Messick, who was executive producer for the films Masterminds and Baby Mama, had bipolar disorder and depression, her family said. Nevertheless, in a statement, the family strongly suggests that finding herself in the middle of the high-profile Weinstein-McGowan story drove her to take her own life.
"Seeing her name in headlines again and again, as part of one person's attempt to gain more attention for her personal cause, along with Harvey's desperate attempt to vindicate himself, was devastating for her," the family said in a statement to The Hollywood Reporter.

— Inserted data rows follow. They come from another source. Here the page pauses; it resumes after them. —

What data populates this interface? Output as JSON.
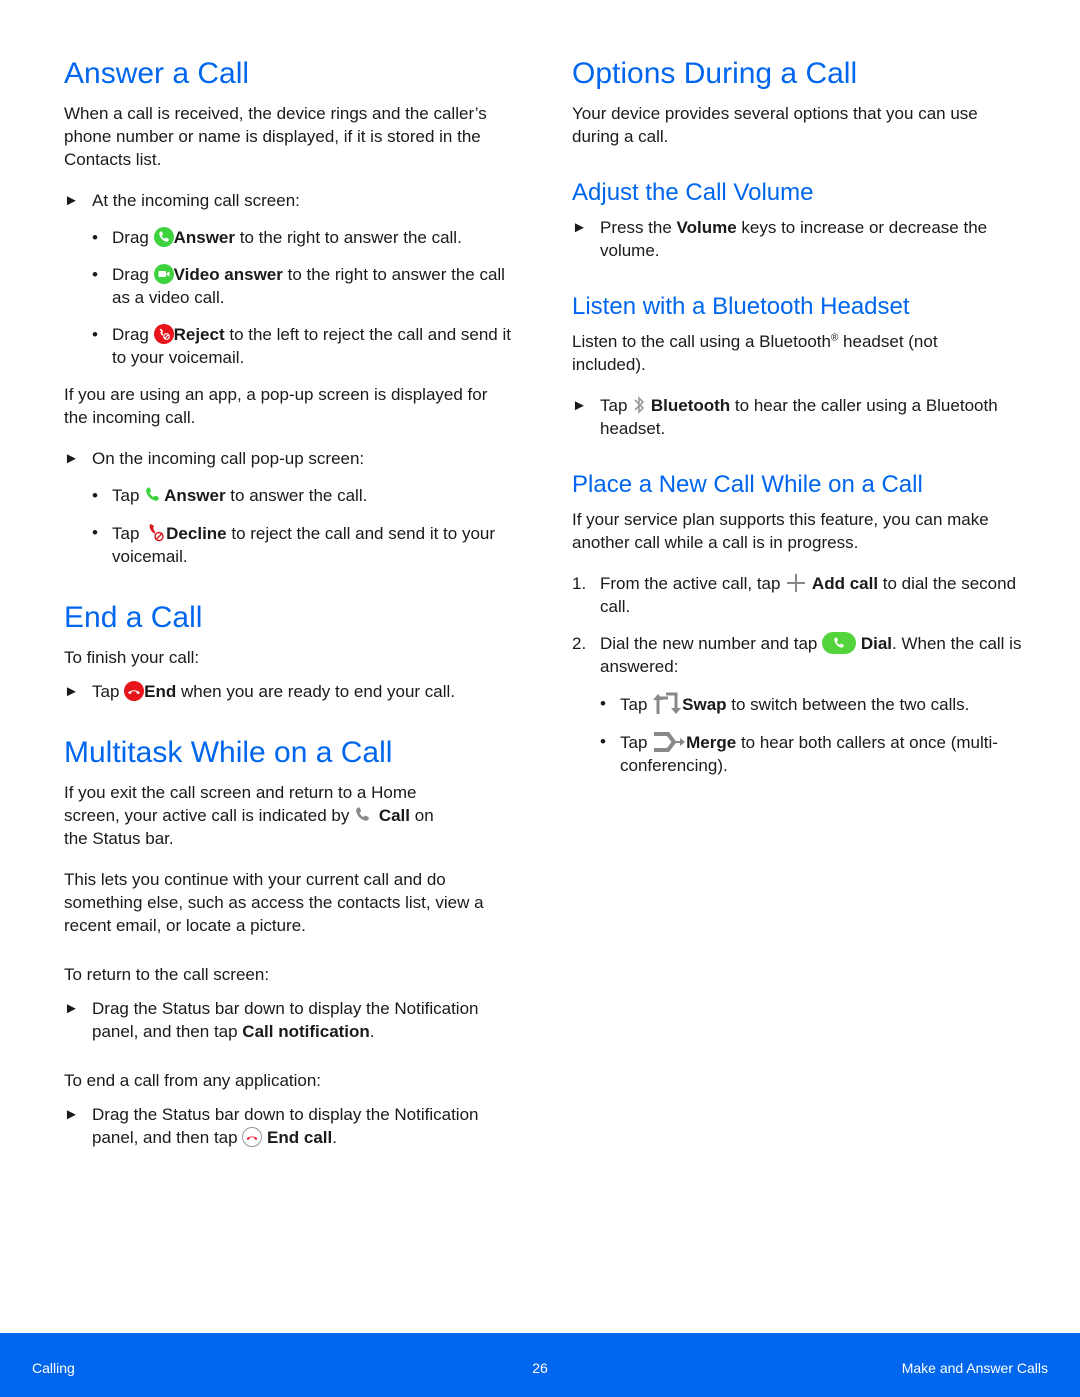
{
  "colors": {
    "heading": "#0066ee",
    "footer_bg": "#0066ee",
    "answer_green": "#3fd23f",
    "reject_red": "#e8141c"
  },
  "left": {
    "answer": {
      "title": "Answer a Call",
      "intro": "When a call is received, the device rings and the caller’s phone number or name is displayed, if it is stored in the Contacts list.",
      "step1": "At the incoming call screen:",
      "bullets1": [
        {
          "pre": "Drag",
          "icon": "answer-phone-icon",
          "bold": "Answer",
          "post": " to the right to answer the call."
        },
        {
          "pre": "Drag",
          "icon": "video-answer-icon",
          "bold": "Video answer",
          "post": " to the right to answer the call as a video call."
        },
        {
          "pre": "Drag",
          "icon": "reject-call-icon",
          "bold": "Reject",
          "post": " to the left to reject the call and send it to your voicemail."
        }
      ],
      "app_note": "If you are using an app, a pop-up screen is displayed for the incoming call.",
      "step2": "On the incoming call pop-up screen:",
      "bullets2": [
        {
          "pre": "Tap",
          "icon": "phone-icon",
          "bold": "Answer",
          "post": " to answer the call."
        },
        {
          "pre": "Tap",
          "icon": "decline-icon",
          "bold": "Decline",
          "post": " to reject the call and send it to your voicemail."
        }
      ]
    },
    "end": {
      "title": "End a Call",
      "intro": "To finish your call:",
      "step": {
        "pre": "Tap",
        "icon": "end-call-icon",
        "bold": "End",
        "post": " when you are ready to end your call."
      }
    },
    "multitask": {
      "title": "Multitask While on a Call",
      "p1_a": "If you exit the call screen and return to a Home screen, your active call is indicated by",
      "p1_bold": "Call",
      "p1_b": " on the Status bar.",
      "p2": "This lets you continue with your current call and do something else, such as access the contacts list, view a recent email, or locate a picture.",
      "p3": "To return to the call screen:",
      "step1_a": "Drag the Status bar down to display the Notification panel, and then tap ",
      "step1_bold": "Call notification",
      "step1_b": ".",
      "p4": "To end a call from any application:",
      "step2_a": "Drag the Status bar down to display the Notification panel, and then tap ",
      "step2_bold": "End call",
      "step2_b": "."
    }
  },
  "right": {
    "options": {
      "title": "Options During a Call",
      "intro": "Your device provides several options that you can use during a call."
    },
    "volume": {
      "title": "Adjust the Call Volume",
      "step_a": "Press the ",
      "step_bold": "Volume",
      "step_b": " keys to increase or decrease the volume."
    },
    "bluetooth": {
      "title": "Listen with a Bluetooth Headset",
      "intro_a": "Listen to the call using a Bluetooth",
      "intro_sup": "®",
      "intro_b": " headset (not included).",
      "step_pre": "Tap ",
      "step_bold": "Bluetooth",
      "step_post": " to hear the caller using a Bluetooth headset."
    },
    "newcall": {
      "title": "Place a New Call While on a Call",
      "intro": "If your service plan supports this feature, you can make another call while a call is in progress.",
      "item1": {
        "num": "1.",
        "pre": "From the active call, tap ",
        "bold": "Add call",
        "post": " to dial the second call."
      },
      "item2": {
        "num": "2.",
        "pre": "Dial the new number and tap ",
        "bold": "Dial",
        "post": ". When the call is answered:"
      },
      "sub": [
        {
          "pre": "Tap ",
          "bold": "Swap",
          "post": " to switch between the two calls."
        },
        {
          "pre": "Tap ",
          "bold": "Merge",
          "post": " to hear both callers at once (multi-conferencing)."
        }
      ]
    }
  },
  "footer": {
    "section": "Calling",
    "page": "26",
    "chapter": "Make and Answer Calls"
  }
}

Those headlines included a New York Times story from October in which McGowan detailed the back-and-forth with Messick at the time of the assault, claiming that Messick had initially comforted her and helped arrange a settlement with Weinstein, but that ultimately, McGowan was "shocked when, only a few months afterward, Ms. Messick accepted a job working as vice president for development at Miramax, then run by Mr. Weinstein."
According to The Associated Press, "Messick's family says McGowan reported the (1997) incident to her without calling it rape, but that Messick, realizing something inappropriate if not illegal had happened, reported it to her senior bosses months before she went to work under Weinstein at Miramax."
"Jill was victimized by our new culture of unlimited information sharing and a willingness to accept statement as fact," the family said. "The speed of disseminating information has carried mistruths about Jill as a person, which she was unable and unwilling to challenge. She became collateral damage in an already horrific story."
Actor and writer Tina Fey, who worked with Messick on the 2004 film Mean Girls, called her "a dedicated producer and kind person," according to Hollywood Reporter.
Director Mark Waters said Messick helped get him hired to direct on Mean Girls. He told the magazine that she was "a terrific producer, there with me every day on set, and always a tireless, positive presence. She will be sadly missed by all of us who knew her."
Copyright 2021 NPR. To see more, visit https://www.npr.org.